One of the flaws of this revised framework is the provision of providing at least liquidation value to ‘the dissenting lenders. It is pertinent to start that the earlier, Regulation 38 of the IBBI Regulations [[viii]] which mandated for providing liquidation value to the dissenting creditors was held to be discriminatory by the appellate tribunal in Central Bank of India v. Resolution Professional of the Sirpur Paper Mills Ltd. & Ors. [[ix]].
Consequently, in pursuance of the aforementioned ruling the same was amended in 2018 and this provision of liquidation value was removed.
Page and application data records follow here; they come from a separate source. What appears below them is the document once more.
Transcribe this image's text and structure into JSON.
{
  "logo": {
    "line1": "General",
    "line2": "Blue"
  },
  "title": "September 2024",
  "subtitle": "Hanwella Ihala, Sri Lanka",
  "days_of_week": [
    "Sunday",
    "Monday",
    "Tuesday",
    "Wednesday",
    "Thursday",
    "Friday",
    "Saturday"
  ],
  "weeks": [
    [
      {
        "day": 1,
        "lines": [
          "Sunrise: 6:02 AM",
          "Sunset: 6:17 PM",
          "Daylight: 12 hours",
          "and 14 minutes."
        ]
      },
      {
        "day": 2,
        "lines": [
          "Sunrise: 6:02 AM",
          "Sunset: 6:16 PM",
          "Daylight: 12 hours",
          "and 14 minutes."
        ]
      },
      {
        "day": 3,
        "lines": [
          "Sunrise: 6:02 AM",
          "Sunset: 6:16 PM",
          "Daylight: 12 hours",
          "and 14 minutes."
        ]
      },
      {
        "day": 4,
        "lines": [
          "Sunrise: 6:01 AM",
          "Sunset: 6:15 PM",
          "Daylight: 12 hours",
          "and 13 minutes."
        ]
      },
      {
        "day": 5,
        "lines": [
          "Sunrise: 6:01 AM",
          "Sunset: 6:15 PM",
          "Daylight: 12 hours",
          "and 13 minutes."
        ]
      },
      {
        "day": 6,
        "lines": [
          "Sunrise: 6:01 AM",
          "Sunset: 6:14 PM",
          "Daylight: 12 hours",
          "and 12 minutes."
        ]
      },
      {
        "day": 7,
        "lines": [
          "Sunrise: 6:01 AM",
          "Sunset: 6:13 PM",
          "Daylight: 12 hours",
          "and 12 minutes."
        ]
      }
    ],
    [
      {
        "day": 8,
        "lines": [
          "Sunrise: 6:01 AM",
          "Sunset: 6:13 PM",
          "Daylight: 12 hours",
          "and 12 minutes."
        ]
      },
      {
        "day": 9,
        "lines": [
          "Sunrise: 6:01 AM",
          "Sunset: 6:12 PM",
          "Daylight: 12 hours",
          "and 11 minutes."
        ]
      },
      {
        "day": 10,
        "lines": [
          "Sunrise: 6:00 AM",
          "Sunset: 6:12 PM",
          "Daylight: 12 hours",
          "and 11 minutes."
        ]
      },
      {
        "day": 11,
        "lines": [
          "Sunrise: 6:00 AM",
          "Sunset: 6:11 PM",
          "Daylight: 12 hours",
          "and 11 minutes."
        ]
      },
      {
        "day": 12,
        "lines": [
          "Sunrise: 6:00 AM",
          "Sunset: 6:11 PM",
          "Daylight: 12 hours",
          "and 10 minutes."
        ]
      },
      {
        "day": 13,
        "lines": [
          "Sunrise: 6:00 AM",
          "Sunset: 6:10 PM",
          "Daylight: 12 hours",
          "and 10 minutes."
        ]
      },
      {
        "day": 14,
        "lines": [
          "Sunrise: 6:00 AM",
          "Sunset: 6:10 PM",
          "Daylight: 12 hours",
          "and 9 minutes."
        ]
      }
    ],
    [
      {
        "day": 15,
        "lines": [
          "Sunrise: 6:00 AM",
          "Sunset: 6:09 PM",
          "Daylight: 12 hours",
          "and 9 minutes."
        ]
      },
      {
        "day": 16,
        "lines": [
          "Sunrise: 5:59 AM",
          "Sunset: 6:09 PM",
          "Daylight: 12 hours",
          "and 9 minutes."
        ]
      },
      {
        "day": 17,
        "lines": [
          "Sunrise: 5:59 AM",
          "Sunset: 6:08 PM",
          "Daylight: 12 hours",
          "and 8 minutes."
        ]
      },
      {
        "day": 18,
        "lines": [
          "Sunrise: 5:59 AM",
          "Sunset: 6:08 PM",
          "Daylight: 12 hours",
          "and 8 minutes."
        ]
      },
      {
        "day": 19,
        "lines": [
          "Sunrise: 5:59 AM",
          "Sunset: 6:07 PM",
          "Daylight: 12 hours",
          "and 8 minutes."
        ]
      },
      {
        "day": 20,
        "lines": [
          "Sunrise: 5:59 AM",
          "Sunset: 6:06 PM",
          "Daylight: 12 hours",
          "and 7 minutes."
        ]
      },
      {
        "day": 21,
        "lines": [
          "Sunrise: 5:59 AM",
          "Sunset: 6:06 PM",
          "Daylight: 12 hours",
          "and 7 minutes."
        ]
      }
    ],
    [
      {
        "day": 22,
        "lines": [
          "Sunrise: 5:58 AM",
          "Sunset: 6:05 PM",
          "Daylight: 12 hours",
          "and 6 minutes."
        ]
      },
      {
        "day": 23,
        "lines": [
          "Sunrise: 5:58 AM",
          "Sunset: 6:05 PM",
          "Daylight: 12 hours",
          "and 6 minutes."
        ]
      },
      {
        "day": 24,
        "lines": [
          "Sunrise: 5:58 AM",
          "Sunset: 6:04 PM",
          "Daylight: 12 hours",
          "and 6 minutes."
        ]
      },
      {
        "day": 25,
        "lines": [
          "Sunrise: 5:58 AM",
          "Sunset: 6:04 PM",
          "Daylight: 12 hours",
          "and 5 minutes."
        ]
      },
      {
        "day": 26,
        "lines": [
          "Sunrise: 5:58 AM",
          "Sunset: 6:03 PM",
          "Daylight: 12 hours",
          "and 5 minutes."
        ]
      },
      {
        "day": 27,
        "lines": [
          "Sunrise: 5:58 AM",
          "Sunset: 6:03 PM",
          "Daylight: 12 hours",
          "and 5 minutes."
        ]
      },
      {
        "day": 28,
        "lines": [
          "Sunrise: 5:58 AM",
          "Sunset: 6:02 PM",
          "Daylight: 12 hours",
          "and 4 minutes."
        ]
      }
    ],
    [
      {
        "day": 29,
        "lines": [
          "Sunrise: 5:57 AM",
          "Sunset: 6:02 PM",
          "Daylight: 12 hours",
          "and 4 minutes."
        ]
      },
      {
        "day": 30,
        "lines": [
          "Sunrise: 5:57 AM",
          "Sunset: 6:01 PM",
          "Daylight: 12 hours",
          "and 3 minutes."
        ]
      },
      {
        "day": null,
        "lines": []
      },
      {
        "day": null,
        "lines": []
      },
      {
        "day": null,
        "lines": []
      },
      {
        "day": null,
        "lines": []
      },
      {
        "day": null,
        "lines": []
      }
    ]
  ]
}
The same should not have been included in the new circular owing to the possible discrimination among the lenders.
IMPLICATIONS OF THE FRAMEWORK FOR RESOLTION OF STRESSED ASSETS
This Framework has come out as a breather for the power sector and allied sectors and the much-stressed power sectors has welcomed this new RBI circular [[x]]. As this will not force the power firms to CIRP and will give a fair opportunity for resolution without going under IBC unlike the earlier circular, which was not being considered healthy for the power sector.
This circular seeks 60% (and 75% of the total debt by value) affirmation of the total lenders for the approval of resolution plan unlike the previous circular which compelled to have 100% approval, thus there will be more chances of early resolution than going to arduous CIRP under IBC.
Under the Framework, the only way to reverse the additional provision over debts without completion of RP, is to file insolvency proceedings under IBC. Consequent to which, we may see large number of cases being referred to NCLT as lender banks will not prefer creating such huge provisions as mandated by the framework.
Further, the borrower-corporate debtor may drag itself to insolvency under Section 10-IBC if it finds the Resolution Plan to be prejudicial to its interest. The new circular should have been barred the corporate debtor from filing an application under Section 10 of the IBC to give more stability to the process.
Thus, it can be implied that the resolution period will be reduced significantly and the new circular will lead to better and faster resolution of stressed assets. This observation can be affirmed by the comments of Moody’s Investor services which has rated the banks as credit positive [[xi]].
[i] Reserve Bank of India, Prudential Framework for Resolution of Stressed Assets, Dated June 7, 2019, https://rbi.org.in/Scripts/NotificationUser.aspx?Id=11580
[ii] Reserve Bank of India, Resolution of Stressed Assets – Revised Framework, Dated February 12, 2018 https://rbidocs.rbi.org.in/rdocs/notification/PDFs/131DBRCEC9D8FEED1C467C9FC15C74D01745A7.PDF
[iii] Dharani Sugars and Chemicals Ltd. v. Union of India & Ors., Transferred Case (Civil) No. 66 of 2018.
[iv] Tax Guru, “RBI Releases Prudential Framework for Resolution of Stressed Assets”
Also, at Reserve Bank of India, Prudential Framework for Resolution of Stressed Assets, Dated June 7, 2019, https://rbi.org.in/Scripts/NotificationUser.aspx?Id=11580
[v] Reserve Bank of India, Prudential Framework for Resolution of Stressed Assets, Dated June 7, 2019, https://rbi.org.in/Scripts/NotificationUser.aspx?Id=11580
[vi] The Insolvency and Bankruptcy Code, 2016.
[vii] The Banking Regulations Act, 1949.
[viii] Regulation 38, Insolvency and Bankruptcy Board of India (Insolvency Resolution Process For Corporate Persons) Regulations, 2016.
[ix] Company Appeal (AT) (Insolvency) No. 526 of 2018.
[x] The Hindu Business Line, “New RBI Circular a Breather to Power Sector, but Fails to Address Core Issues” https://www.thehindubusinessline.com/money-and-banking/new-rbi-circular-a-breather-to-power-sector-but-fails-to-address-core-issues/article27901460.ece
[xi] Business Standard India, ‘RBI’s Revised NPA Circular Credit Positive: Moody’s’, https://www.business-standard.com/article/news-ians/rbi-s-revised-npa-circular-credit-positive-moody-s-119061000467_1.html.
Also, at The Hindu Business Line, “New RBI Circular a Breather to Power Sector, but Fails to Address Core Issues” https://www.thehindubusinessline.com/money-and-banking/new-rbi-circular-a-breather-to-power-sector-but-fails-to-address-core-issues/article27901460.ece.